Many of our nation's poorest have just suffered a cutback in their food stamps. But that doesn't seem to be a concern for official Fox priest Jonathan Morris, whose lack of concern about poverty issues suggests that he shares, with his fellow Fox devout conservative Christians, an attitude of Jesus and me and the hell with thee. On Sunday, he used his Sunday Fox & Friends pulpit, for the second time, to express his hopes that the Supreme Court will overturn a lower court decision and allow Greece NY's city council to have public prayer before their meetings - an issue also propagandized by Megyn Kelly. Once again, Fr. Morris, in opining on the issue, did his due diligence in reinforcing Fox's patented anti-atheist narrative. And while, during his last fact free pontification on the topic, Morris denigrated the belief systems of the atheist and Jewish women who brought the original suit, this time he insulted Buddhists. But prayer makes it all good....
Morris explained the backdrop to the case which is part of Fox's "Fight for Faith." He reported that the town has a "tradition of a pastor, usually a Christian pastor because the local community is predominately Christian but then a couple of people complained." He described those who complained as "non theist." Remembering that one is a Jew he quickly added "one of the two was a non-theist another term for atheist who said that we should also have somebody to represent us. Keep in mind what is prayer, prayer is talking to God." He asked "why a non theist would want to do that, I'm not exactly sure."
Morris directed his baby blue's at the camera when he said that "at the core of this case is whether or not a public place, like a courtroom, like, for example before a football game in Kansas someplace whether or not in that public institution whether or not we, people who believe, can express our faith in that way." (The Kansas reference is to a town that is allowing public prayer before school football games which will be challenged based on a past decision that ruled that such prayer is unconstitutional).He claimed that courts have "time and time again said yes as long as you give space for people of different denominations and different religious to express those faiths that are representative of those communities."
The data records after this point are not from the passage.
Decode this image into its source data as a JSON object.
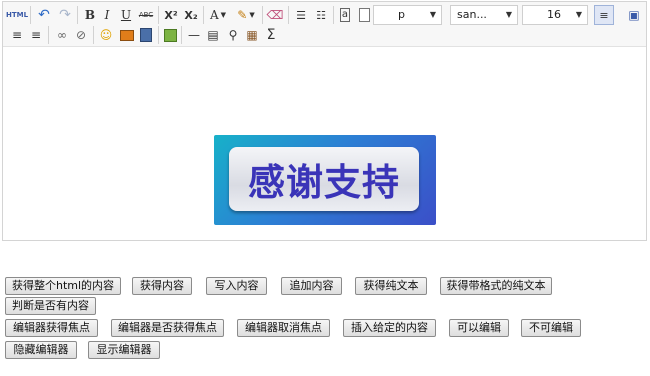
{
  "toolbar": {
    "html_label": "HTML",
    "font_color_letter": "A",
    "format_value": "p",
    "font_family_value": "san...",
    "font_size_value": "16",
    "sum_glyph": "Σ"
  },
  "content": {
    "image_text": "感谢支持"
  },
  "buttons": {
    "get_all_html": "获得整个html的内容",
    "get_content": "获得内容",
    "write_content": "写入内容",
    "append_content": "追加内容",
    "get_plain_text": "获得纯文本",
    "get_formatted_text": "获得带格式的纯文本",
    "has_content": "判断是否有内容",
    "focus_editor": "编辑器获得焦点",
    "is_focused": "编辑器是否获得焦点",
    "blur_editor": "编辑器取消焦点",
    "insert_content": "插入给定的内容",
    "enable_edit": "可以编辑",
    "disable_edit": "不可编辑",
    "hide_editor": "隐藏编辑器",
    "show_editor": "显示编辑器"
  }
}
Clayton Moore interjected that the community even had a Wiccan give the invocation. Providing some accuracy and context he did acknowledge that "almost every other chaplain of the month during a decade of town board meetings in this Rochester suburb was a Christian, and more often than not called on Jesus Christ or the Holy Spirit to guide the council’s deliberations." He added "because there was a steady drumbeat of Christians getting up there month after month after month that's what the atheists have a problem with." This, of course speaks to the Establishment Clause which Fr. Morris ignores and which is the crux of the suit.
Fr. Morris launched into one of his classic qualifier comments: "I would fight for, I would die for the possibility of another religion being able to express their faith in public because that's a principle that goes right to the core of who we are - But what we're seeing right now in the United States are people who are activists trying to shut down that possibility by going after a little town like this, in Greece NY, saying you know what that's not right because the government should not establish one religion over another. That is absolutely the fact but it should be representative of the local community. To have someone come in and say I am Buddhist in a little town that has no Buddhists and to come in and say I have the right to have equal time with you that's the type of activism that I hope the court shuts down and says you know that's not what the constitution means."
So is Fr. Morris saying that if a community is primarily Christian, other religions are not welcome to offer their spiritual thoughts? So do Christians need to suck it up and listen to Koranic verses, before public meetings, if they live in a primarily Muslim area? And how bout a moment of silence so that devout Jews don't have to listen to an invocation about how Jesus saves. Fr. Morris didn't address that option. And another thing that hasn't been mentioned in any of the Fox coverage - the Obama administration has submitted a court brief in support of the city council. (Oh right, that cuts against the Obama as enemy of Christianity Fox narrative.)
Once again, the cute little padre, who provided personal service to the disgraced Fr. Marcel Macial, showed us why his personal service to the GOP, Christian right has earned him Roger Aile's love. And it's ironic, don't ya think, that Fox News pushes a Christian message yet seems so very hateful...